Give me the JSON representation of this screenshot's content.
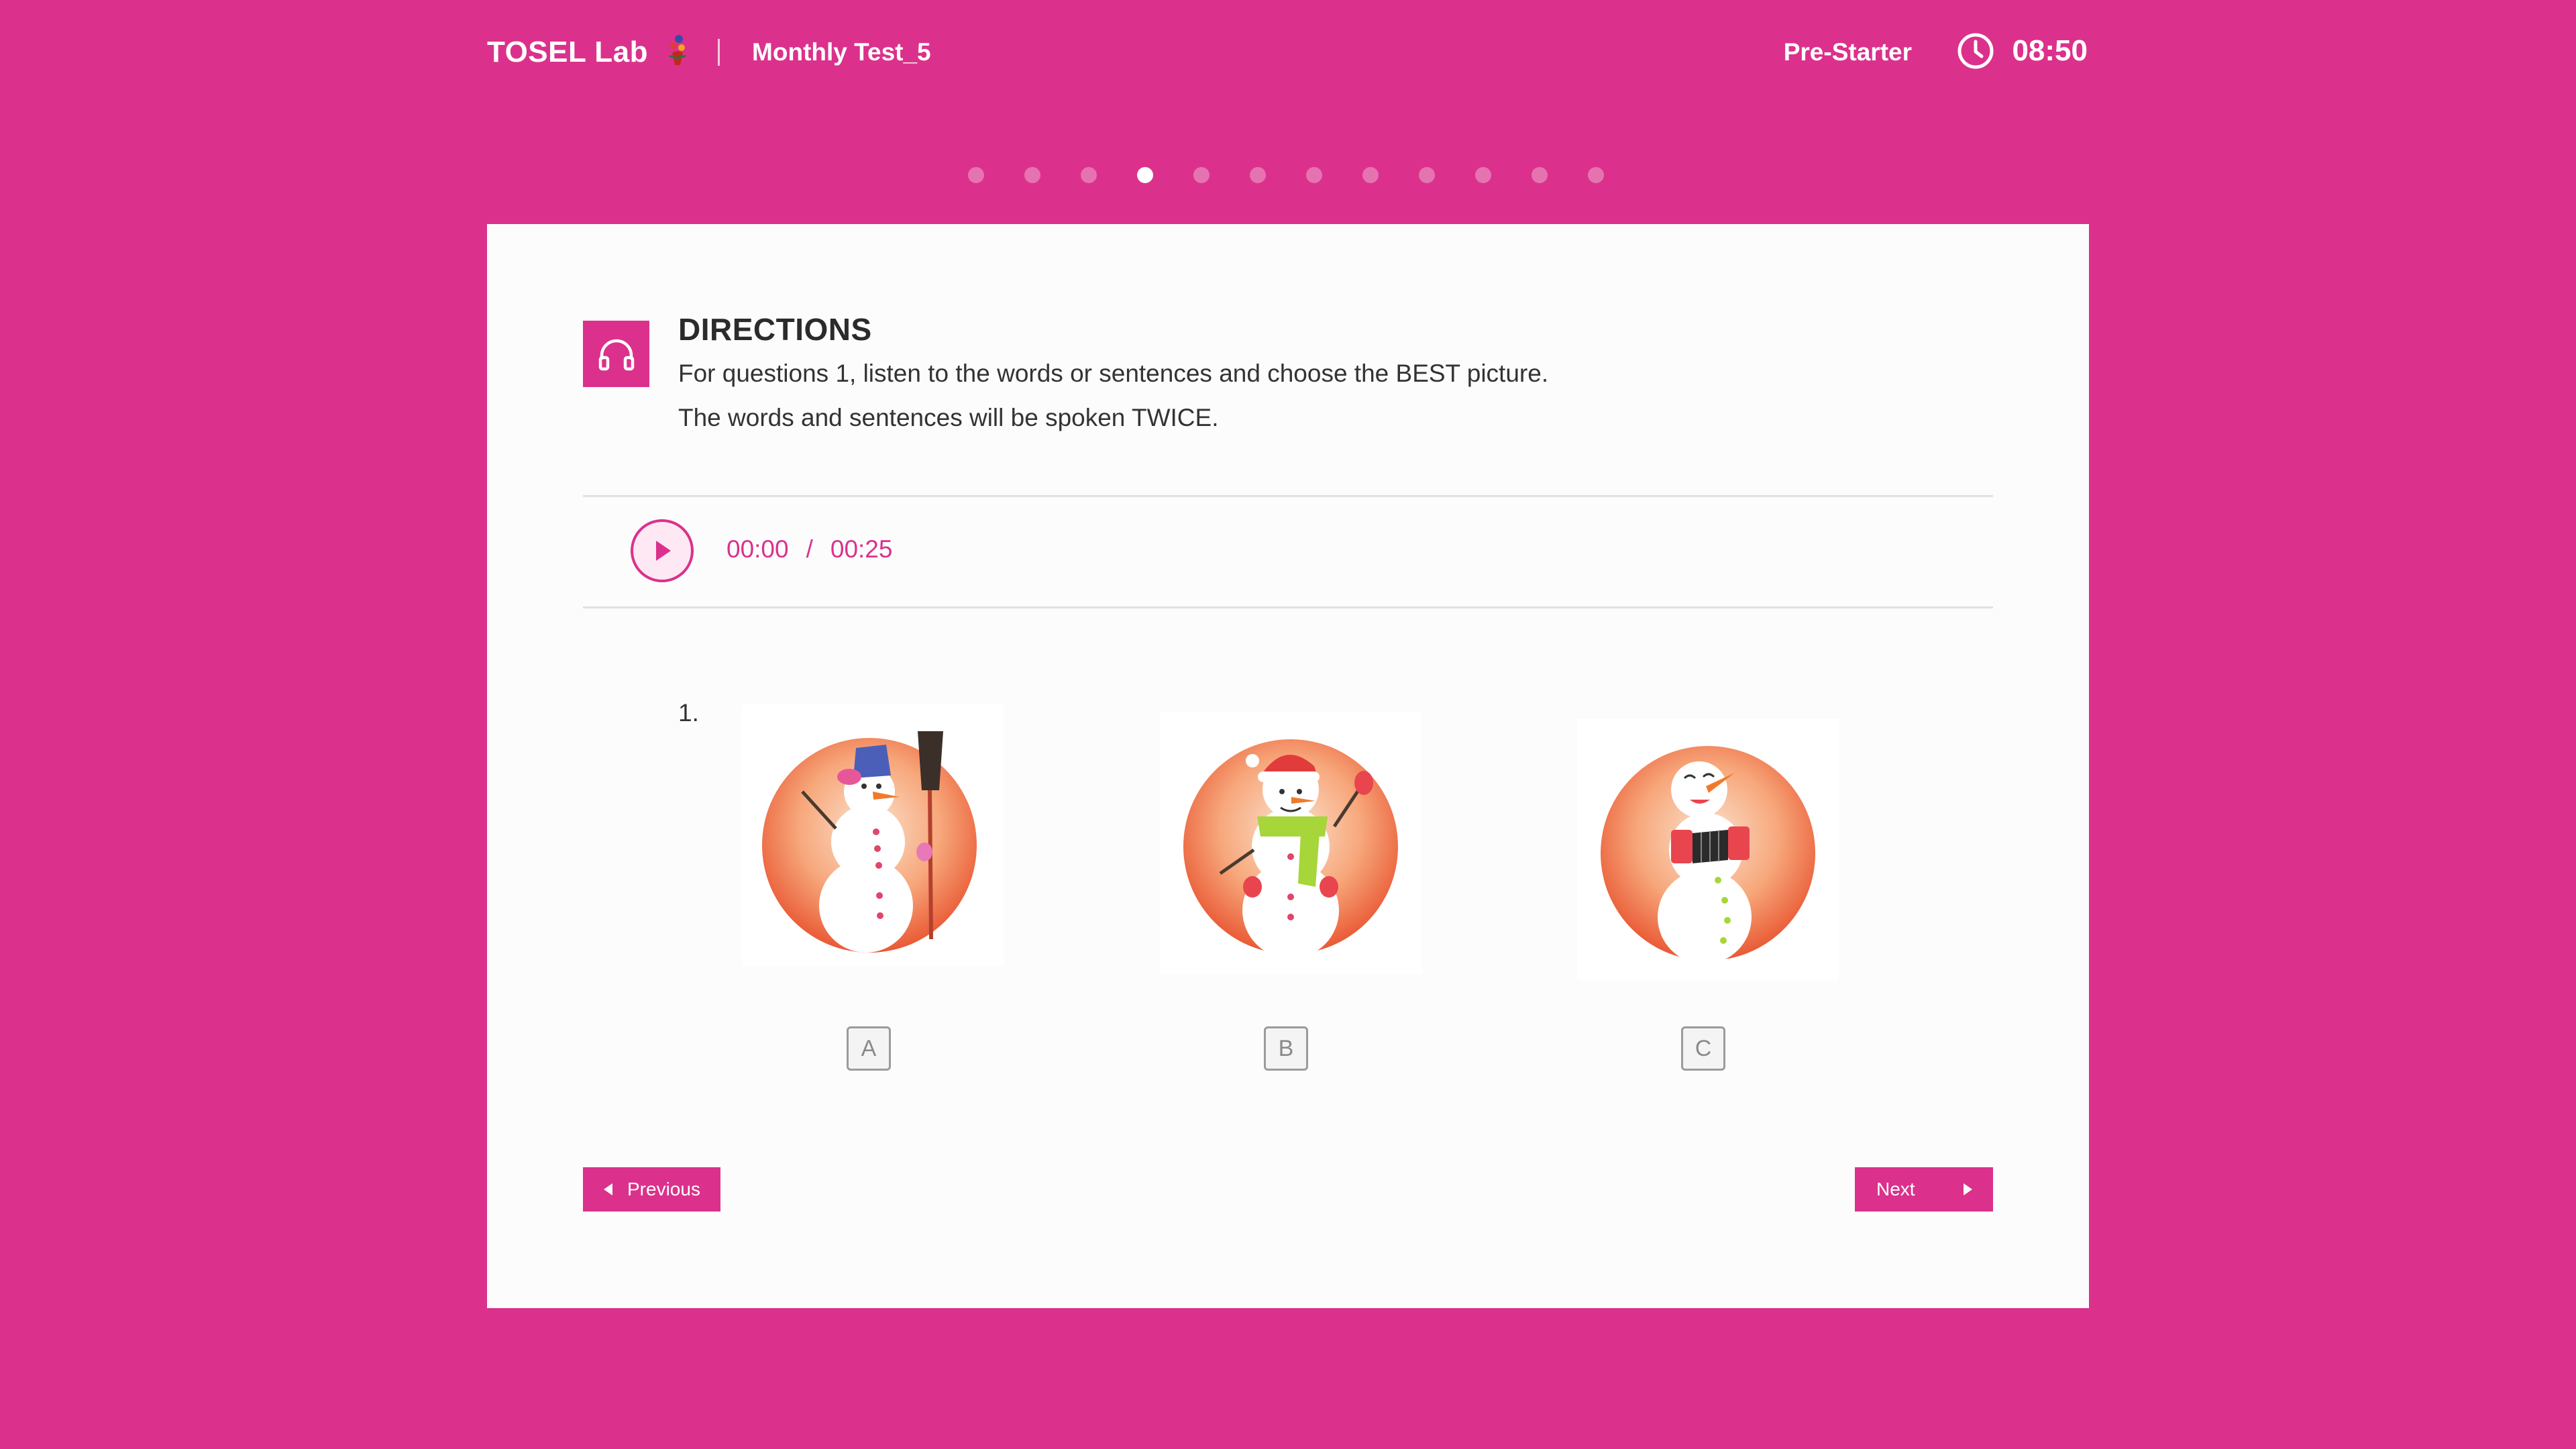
{
  "header": {
    "brand": "TOSEL Lab",
    "test_name": "Monthly Test_5",
    "level": "Pre-Starter",
    "timer": "08:50"
  },
  "progress": {
    "total": 12,
    "current": 4
  },
  "directions": {
    "title": "DIRECTIONS",
    "line1": "For questions 1, listen to the words or sentences and choose the BEST picture.",
    "line2": "The words and sentences will be spoken TWICE."
  },
  "audio": {
    "current": "00:00",
    "separator": "/",
    "duration": "00:25"
  },
  "question": {
    "number": "1.",
    "options": [
      {
        "label": "A",
        "image": "snowman-with-broom-and-blue-bucket-hat"
      },
      {
        "label": "B",
        "image": "snowman-with-santa-hat-and-green-scarf"
      },
      {
        "label": "C",
        "image": "snowman-playing-accordion"
      }
    ]
  },
  "nav": {
    "previous": "Previous",
    "next": "Next"
  },
  "colors": {
    "accent": "#db318c",
    "card": "#fcfcfc",
    "watercolor": "#ef6a45"
  }
}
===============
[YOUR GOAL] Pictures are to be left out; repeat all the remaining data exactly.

[TASK SOLUTION]
Give me the JSON representation of this screenshot's content.
{
  "header": {
    "brand": "TOSEL Lab",
    "test_name": "Monthly Test_5",
    "level": "Pre-Starter",
    "timer": "08:50"
  },
  "progress": {
    "total": 12,
    "current": 4
  },
  "directions": {
    "title": "DIRECTIONS",
    "line1": "For questions 1, listen to the words or sentences and choose the BEST picture.",
    "line2": "The words and sentences will be spoken TWICE."
  },
  "audio": {
    "current": "00:00",
    "separator": "/",
    "duration": "00:25"
  },
  "question": {
    "number": "1.",
    "options": [
      {
        "label": "A",
        "image": "snowman-with-broom-and-blue-bucket-hat"
      },
      {
        "label": "B",
        "image": "snowman-with-santa-hat-and-green-scarf"
      },
      {
        "label": "C",
        "image": "snowman-playing-accordion"
      }
    ]
  },
  "nav": {
    "previous": "Previous",
    "next": "Next"
  },
  "colors": {
    "accent": "#db318c",
    "card": "#fcfcfc",
    "watercolor": "#ef6a45"
  }
}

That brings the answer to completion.